(Assignment): Print all the data, keeping every line exactly as it is.

Website and app data records:
- - -

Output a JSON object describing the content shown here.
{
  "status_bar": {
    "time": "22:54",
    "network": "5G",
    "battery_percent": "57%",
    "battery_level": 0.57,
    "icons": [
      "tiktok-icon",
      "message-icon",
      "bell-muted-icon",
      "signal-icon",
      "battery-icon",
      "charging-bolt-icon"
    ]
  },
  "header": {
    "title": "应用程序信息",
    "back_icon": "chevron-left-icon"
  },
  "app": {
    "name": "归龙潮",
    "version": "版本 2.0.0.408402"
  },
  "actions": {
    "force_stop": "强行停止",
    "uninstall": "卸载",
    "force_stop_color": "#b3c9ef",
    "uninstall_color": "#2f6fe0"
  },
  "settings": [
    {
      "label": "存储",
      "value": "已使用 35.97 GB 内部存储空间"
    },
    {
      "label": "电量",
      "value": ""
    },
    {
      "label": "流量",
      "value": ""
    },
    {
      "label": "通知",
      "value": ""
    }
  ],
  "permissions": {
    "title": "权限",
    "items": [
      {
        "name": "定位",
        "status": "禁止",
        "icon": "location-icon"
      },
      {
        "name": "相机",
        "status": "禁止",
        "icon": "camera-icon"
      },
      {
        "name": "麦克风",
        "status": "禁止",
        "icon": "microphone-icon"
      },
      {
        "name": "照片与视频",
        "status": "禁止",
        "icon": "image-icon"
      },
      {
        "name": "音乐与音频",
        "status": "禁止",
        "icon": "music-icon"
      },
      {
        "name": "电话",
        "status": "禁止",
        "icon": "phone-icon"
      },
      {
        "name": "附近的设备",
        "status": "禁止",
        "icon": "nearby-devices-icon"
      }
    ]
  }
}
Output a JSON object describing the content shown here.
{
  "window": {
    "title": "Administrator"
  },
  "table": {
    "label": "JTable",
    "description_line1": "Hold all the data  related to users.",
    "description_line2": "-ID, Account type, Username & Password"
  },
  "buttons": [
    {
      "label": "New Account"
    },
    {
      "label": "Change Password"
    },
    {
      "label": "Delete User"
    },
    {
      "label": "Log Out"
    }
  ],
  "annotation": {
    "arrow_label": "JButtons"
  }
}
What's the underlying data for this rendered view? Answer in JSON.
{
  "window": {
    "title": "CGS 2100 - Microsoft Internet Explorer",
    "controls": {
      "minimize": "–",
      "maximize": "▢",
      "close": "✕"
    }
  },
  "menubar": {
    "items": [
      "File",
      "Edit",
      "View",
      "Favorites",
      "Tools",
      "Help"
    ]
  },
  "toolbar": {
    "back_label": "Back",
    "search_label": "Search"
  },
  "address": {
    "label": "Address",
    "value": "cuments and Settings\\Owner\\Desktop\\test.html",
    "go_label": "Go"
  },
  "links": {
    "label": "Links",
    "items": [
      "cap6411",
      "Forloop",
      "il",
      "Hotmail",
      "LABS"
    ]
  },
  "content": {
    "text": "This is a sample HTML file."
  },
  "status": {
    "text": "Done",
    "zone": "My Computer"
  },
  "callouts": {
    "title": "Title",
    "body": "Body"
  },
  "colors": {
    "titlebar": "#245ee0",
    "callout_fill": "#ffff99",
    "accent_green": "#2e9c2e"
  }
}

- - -

(Exercise response):
Output a JSON object describing the content shown here.
{
  "status_bar": {
    "time": "22:54",
    "network": "5G",
    "battery_percent": "57%",
    "battery_level": 0.57,
    "icons": [
      "tiktok-icon",
      "message-icon",
      "bell-muted-icon",
      "signal-icon",
      "battery-icon",
      "charging-bolt-icon"
    ]
  },
  "header": {
    "title": "应用程序信息",
    "back_icon": "chevron-left-icon"
  },
  "app": {
    "name": "归龙潮",
    "version": "版本 2.0.0.408402"
  },
  "actions": {
    "force_stop": "强行停止",
    "uninstall": "卸载",
    "force_stop_color": "#b3c9ef",
    "uninstall_color": "#2f6fe0"
  },
  "settings": [
    {
      "label": "存储",
      "value": "已使用 35.97 GB 内部存储空间"
    },
    {
      "label": "电量",
      "value": ""
    },
    {
      "label": "流量",
      "value": ""
    },
    {
      "label": "通知",
      "value": ""
    }
  ],
  "permissions": {
    "title": "权限",
    "items": [
      {
        "name": "定位",
        "status": "禁止",
        "icon": "location-icon"
      },
      {
        "name": "相机",
        "status": "禁止",
        "icon": "camera-icon"
      },
      {
        "name": "麦克风",
        "status": "禁止",
        "icon": "microphone-icon"
      },
      {
        "name": "照片与视频",
        "status": "禁止",
        "icon": "image-icon"
      },
      {
        "name": "音乐与音频",
        "status": "禁止",
        "icon": "music-icon"
      },
      {
        "name": "电话",
        "status": "禁止",
        "icon": "phone-icon"
      },
      {
        "name": "附近的设备",
        "status": "禁止",
        "icon": "nearby-devices-icon"
      }
    ]
  }
}
Output a JSON object describing the content shown here.
{
  "window": {
    "title": "Administrator"
  },
  "table": {
    "label": "JTable",
    "description_line1": "Hold all the data  related to users.",
    "description_line2": "-ID, Account type, Username & Password"
  },
  "buttons": [
    {
      "label": "New Account"
    },
    {
      "label": "Change Password"
    },
    {
      "label": "Delete User"
    },
    {
      "label": "Log Out"
    }
  ],
  "annotation": {
    "arrow_label": "JButtons"
  }
}
What's the underlying data for this rendered view? Answer in JSON.
{
  "window": {
    "title": "CGS 2100 - Microsoft Internet Explorer",
    "controls": {
      "minimize": "–",
      "maximize": "▢",
      "close": "✕"
    }
  },
  "menubar": {
    "items": [
      "File",
      "Edit",
      "View",
      "Favorites",
      "Tools",
      "Help"
    ]
  },
  "toolbar": {
    "back_label": "Back",
    "search_label": "Search"
  },
  "address": {
    "label": "Address",
    "value": "cuments and Settings\\Owner\\Desktop\\test.html",
    "go_label": "Go"
  },
  "links": {
    "label": "Links",
    "items": [
      "cap6411",
      "Forloop",
      "il",
      "Hotmail",
      "LABS"
    ]
  },
  "content": {
    "text": "This is a sample HTML file."
  },
  "status": {
    "text": "Done",
    "zone": "My Computer"
  },
  "callouts": {
    "title": "Title",
    "body": "Body"
  },
  "colors": {
    "titlebar": "#245ee0",
    "callout_fill": "#ffff99",
    "accent_green": "#2e9c2e"
  }
}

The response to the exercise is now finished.